■ Record extracts ■
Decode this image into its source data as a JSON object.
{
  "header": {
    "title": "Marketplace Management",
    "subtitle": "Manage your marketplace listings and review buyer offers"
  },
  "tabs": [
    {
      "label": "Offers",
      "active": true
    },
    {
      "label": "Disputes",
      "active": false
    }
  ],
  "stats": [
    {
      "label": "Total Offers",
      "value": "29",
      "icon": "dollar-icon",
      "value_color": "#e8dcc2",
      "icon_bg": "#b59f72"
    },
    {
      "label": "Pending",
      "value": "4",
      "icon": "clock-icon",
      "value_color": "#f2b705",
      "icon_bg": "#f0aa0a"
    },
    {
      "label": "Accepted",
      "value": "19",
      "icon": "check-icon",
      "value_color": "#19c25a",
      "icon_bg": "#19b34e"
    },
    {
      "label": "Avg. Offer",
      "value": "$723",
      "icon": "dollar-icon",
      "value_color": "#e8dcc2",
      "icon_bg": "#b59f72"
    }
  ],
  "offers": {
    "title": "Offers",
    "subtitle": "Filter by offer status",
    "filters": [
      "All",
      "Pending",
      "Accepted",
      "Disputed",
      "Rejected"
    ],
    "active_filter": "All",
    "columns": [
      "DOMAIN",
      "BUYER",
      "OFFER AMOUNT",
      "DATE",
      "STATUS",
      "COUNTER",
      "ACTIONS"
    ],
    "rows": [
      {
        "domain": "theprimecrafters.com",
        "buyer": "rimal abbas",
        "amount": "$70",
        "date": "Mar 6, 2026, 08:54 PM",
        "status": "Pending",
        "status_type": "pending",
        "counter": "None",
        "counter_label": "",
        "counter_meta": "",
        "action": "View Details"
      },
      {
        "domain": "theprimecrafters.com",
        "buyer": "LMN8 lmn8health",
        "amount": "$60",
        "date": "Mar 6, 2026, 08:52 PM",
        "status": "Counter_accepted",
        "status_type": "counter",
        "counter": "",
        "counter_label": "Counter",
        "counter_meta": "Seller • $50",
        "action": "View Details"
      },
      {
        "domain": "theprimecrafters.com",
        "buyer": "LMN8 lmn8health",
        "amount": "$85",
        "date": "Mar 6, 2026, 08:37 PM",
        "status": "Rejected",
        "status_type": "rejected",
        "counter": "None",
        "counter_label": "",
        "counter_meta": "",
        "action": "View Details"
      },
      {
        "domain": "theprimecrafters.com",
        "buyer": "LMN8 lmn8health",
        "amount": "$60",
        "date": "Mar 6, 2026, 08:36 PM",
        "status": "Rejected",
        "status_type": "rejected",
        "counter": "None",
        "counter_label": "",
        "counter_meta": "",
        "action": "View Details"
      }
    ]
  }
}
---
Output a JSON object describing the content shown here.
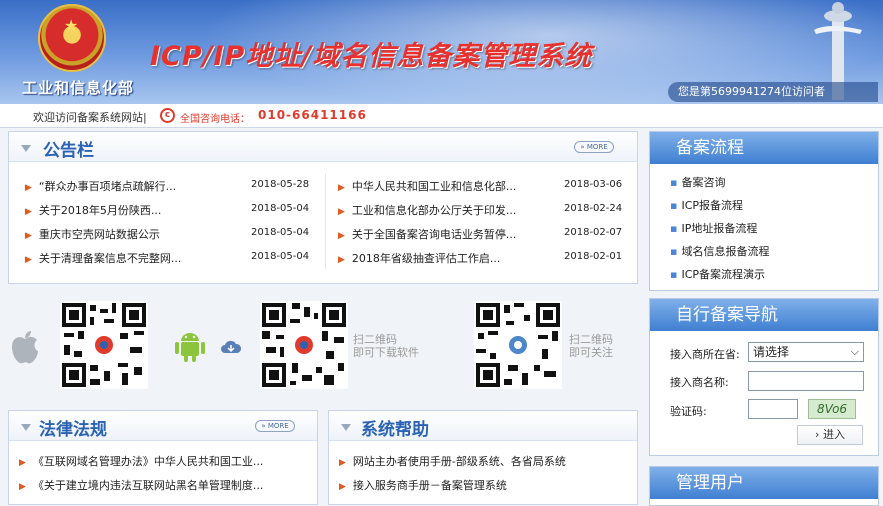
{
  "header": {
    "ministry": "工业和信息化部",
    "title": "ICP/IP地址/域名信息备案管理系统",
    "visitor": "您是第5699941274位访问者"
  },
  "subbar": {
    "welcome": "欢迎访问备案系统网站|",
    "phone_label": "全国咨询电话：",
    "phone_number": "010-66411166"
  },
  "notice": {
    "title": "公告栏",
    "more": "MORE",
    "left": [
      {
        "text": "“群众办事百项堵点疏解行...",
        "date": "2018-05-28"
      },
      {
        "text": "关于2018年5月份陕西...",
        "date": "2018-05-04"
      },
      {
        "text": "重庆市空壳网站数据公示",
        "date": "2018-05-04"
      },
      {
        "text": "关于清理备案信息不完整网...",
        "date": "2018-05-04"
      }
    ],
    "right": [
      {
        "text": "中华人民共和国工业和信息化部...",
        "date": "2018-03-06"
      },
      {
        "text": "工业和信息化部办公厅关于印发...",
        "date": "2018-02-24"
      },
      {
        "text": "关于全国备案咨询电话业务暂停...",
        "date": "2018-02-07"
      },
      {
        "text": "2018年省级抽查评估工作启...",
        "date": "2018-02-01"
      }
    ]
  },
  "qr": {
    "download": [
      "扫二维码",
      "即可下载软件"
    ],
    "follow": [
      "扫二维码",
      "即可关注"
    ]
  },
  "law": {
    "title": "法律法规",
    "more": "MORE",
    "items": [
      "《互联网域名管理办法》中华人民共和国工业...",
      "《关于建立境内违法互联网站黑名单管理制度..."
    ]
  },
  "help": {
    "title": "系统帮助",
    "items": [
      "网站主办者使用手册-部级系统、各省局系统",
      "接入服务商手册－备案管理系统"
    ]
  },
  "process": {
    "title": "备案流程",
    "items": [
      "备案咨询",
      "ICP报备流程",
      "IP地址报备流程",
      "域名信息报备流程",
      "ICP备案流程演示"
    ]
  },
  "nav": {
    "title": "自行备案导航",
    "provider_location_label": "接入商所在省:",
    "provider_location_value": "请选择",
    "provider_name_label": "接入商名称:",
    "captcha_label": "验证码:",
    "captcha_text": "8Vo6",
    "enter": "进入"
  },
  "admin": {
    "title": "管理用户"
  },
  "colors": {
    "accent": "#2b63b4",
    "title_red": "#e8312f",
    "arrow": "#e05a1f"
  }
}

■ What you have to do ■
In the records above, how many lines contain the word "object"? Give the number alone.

■ Exercise output ■
2